Cultural mediation is the process of building bridges between the cultural and social realms, and the building of new relationships between the political, cultural and public spheres. It covers a broad spectrum of practices ranging from audience development activities to participatory and community arts. Its ultimate goal is to make every person, visitor and spectator a true cultural player.
Cultural mediation issues
Initially, the concept of cultural mediation was developed from a classical perspective of disseminating culture and heritage. In the cultural policies developed in the 1960s, cultural mediation embodied the concepts of access to and accessibility of cultural works and productions for greater numbers of people. It then evolved to include activities promoting greater citizen participation and expression.
Cultural mediation concerns artists and other social players in education, business, municipal government and other sectors. While the former are urged to take new risks by changing the type of relationship they have with their audiences, the latter are called upon to make more room for the cultural dimension in their areas of activity.

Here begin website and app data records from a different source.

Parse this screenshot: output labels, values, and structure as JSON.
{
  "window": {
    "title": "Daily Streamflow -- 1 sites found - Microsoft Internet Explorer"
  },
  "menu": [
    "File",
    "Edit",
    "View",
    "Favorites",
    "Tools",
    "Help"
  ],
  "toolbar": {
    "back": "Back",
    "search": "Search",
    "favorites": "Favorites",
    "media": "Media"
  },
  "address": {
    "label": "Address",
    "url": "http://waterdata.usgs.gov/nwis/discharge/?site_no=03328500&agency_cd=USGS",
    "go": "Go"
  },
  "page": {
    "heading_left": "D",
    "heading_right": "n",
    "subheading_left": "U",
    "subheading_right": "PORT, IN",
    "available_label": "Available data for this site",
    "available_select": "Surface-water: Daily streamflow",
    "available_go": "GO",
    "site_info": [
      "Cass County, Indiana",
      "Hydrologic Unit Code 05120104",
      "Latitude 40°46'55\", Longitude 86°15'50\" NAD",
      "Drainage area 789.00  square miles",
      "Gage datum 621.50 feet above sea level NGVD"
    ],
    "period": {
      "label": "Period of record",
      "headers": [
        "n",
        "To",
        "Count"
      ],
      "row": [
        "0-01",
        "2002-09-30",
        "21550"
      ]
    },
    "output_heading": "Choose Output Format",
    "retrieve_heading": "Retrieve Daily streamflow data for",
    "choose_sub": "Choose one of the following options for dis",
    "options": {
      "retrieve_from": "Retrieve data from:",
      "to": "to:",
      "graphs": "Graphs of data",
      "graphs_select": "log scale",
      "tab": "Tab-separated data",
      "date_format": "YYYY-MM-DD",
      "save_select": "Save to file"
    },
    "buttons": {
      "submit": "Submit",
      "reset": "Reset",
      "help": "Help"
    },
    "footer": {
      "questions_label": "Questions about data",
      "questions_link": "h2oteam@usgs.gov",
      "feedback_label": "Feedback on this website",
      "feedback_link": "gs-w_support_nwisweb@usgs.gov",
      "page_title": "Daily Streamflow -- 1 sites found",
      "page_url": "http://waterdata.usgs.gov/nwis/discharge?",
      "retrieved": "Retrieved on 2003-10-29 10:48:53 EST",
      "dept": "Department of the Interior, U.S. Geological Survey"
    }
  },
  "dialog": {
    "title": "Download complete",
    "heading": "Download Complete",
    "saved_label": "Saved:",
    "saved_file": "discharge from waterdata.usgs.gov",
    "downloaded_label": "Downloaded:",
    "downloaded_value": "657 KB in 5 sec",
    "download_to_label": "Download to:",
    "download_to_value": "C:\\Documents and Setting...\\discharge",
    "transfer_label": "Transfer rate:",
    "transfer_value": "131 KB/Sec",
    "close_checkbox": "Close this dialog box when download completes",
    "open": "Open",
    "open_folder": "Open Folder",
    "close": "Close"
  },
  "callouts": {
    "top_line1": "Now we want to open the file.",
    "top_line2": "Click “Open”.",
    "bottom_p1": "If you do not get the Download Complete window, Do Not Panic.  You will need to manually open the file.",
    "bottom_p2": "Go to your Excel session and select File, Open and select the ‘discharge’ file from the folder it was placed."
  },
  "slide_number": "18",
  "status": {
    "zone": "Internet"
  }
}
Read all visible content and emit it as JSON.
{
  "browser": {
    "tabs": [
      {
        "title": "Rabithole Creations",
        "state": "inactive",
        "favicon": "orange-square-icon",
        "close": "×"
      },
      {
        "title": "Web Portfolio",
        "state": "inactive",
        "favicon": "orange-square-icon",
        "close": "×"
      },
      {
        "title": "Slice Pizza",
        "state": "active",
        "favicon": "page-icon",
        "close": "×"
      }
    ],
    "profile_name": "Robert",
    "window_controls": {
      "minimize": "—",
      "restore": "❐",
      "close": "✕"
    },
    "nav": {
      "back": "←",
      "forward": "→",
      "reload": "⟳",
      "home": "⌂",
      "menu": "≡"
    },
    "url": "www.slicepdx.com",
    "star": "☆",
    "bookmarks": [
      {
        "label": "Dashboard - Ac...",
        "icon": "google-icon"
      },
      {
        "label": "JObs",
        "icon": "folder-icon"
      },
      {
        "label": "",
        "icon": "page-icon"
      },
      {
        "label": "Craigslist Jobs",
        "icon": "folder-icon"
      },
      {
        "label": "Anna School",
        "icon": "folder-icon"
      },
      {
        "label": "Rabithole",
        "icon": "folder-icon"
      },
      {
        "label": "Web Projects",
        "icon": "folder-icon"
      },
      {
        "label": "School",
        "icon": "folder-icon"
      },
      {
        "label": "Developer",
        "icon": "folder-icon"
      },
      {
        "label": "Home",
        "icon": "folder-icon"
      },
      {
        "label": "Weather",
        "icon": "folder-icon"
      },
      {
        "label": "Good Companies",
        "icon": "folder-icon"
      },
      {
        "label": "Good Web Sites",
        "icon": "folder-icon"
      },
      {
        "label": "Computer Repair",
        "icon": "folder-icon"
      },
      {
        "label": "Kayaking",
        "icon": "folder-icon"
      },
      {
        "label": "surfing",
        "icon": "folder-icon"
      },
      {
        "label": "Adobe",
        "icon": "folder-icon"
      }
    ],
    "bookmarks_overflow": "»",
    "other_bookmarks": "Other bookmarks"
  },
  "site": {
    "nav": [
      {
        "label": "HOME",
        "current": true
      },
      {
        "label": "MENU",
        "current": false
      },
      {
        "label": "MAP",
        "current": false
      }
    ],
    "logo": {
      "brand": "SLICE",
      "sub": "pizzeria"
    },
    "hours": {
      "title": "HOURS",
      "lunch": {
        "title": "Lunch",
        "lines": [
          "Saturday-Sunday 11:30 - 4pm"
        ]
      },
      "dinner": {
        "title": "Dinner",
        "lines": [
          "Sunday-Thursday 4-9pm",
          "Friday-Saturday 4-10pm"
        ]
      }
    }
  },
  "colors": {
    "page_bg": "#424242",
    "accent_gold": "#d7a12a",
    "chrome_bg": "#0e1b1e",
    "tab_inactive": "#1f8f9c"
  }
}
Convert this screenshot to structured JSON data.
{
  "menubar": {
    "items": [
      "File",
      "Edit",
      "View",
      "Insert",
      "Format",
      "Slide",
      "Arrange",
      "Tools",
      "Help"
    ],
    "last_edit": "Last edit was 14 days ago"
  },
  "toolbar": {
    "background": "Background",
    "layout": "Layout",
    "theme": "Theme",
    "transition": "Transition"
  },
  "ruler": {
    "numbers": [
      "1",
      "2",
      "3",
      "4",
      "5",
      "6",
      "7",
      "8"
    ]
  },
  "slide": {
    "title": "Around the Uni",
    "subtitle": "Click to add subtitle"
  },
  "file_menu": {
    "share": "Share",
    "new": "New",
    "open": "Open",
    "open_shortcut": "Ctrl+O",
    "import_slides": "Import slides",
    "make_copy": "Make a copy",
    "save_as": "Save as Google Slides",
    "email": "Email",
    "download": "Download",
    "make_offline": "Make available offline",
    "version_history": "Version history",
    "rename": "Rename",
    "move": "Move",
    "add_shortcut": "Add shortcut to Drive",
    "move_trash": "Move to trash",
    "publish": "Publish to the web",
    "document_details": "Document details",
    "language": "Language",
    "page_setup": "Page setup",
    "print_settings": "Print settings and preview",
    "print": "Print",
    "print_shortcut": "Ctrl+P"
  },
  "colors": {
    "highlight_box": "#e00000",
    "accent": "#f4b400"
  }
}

Cultural mediation is also increasingly conceived, funded and practised as a strategy for social development and revitalization. It thus addresses all those wishing to undertake a cultural project that includes citizen participation or to incorporate a cultural approach into their educational activities, social work, etc.
The mediator’s role is to foster relationships between the cultural product (production or creative process) and people. Depending on the type of project and its outcome, it will be informative and educational, and will provide participants with accompaniment. The mediator’s work will be redefined and tailored to suit the specific characteristics of the target groups, audiences and individuals, and their particular artistic, cultural and social contexts.
Cultural mediation enables the creation of special places for bringing artists and citizens together and fosters personal interaction, learning and citizen engagement. It can also break down psychological and social barriers that exclude certain groups of citizens. The impact of cultural mediation in the short term is difficult to assess; nonetheless, it is important to develop appropriate assessment tools in order to document and highlight the relevance, development and benefits of projects.
Cultural mediation areas of practice
Participatory practices help to demystify the creative process at the street level and in public areas. Engaged art is the result of a process of citizen participation that involves taking a position in regard to situations affecting the community. For social and community workers, cultural mediation is a social inclusion tool as well as a tool for incorporating the arts in the health care sector and the workplace that helps to make these environments more pleasant for the people in them and gets individuals involved in group projects.
Projects are initiated in urban settings by various players in municipal governments, social programs, communities, and the cultural sector. In the regions and in small municipalities, the development of projects helps to enhance physical and social environments, contributes to the development of distinct identities, and creates social ties.
The initiatives of museums and heritage institutions often involve partnerships with community organizations or educational institutions. Youth projects can promote learning, contribute to the cognitive development of young people and overcome cultural exclusion. Lastly, intercultural initiatives can involve organizations providing services for immigrants, institutions with a high rate of participation by members of ethnocultural communities, and artistic institutions with changing clienteles.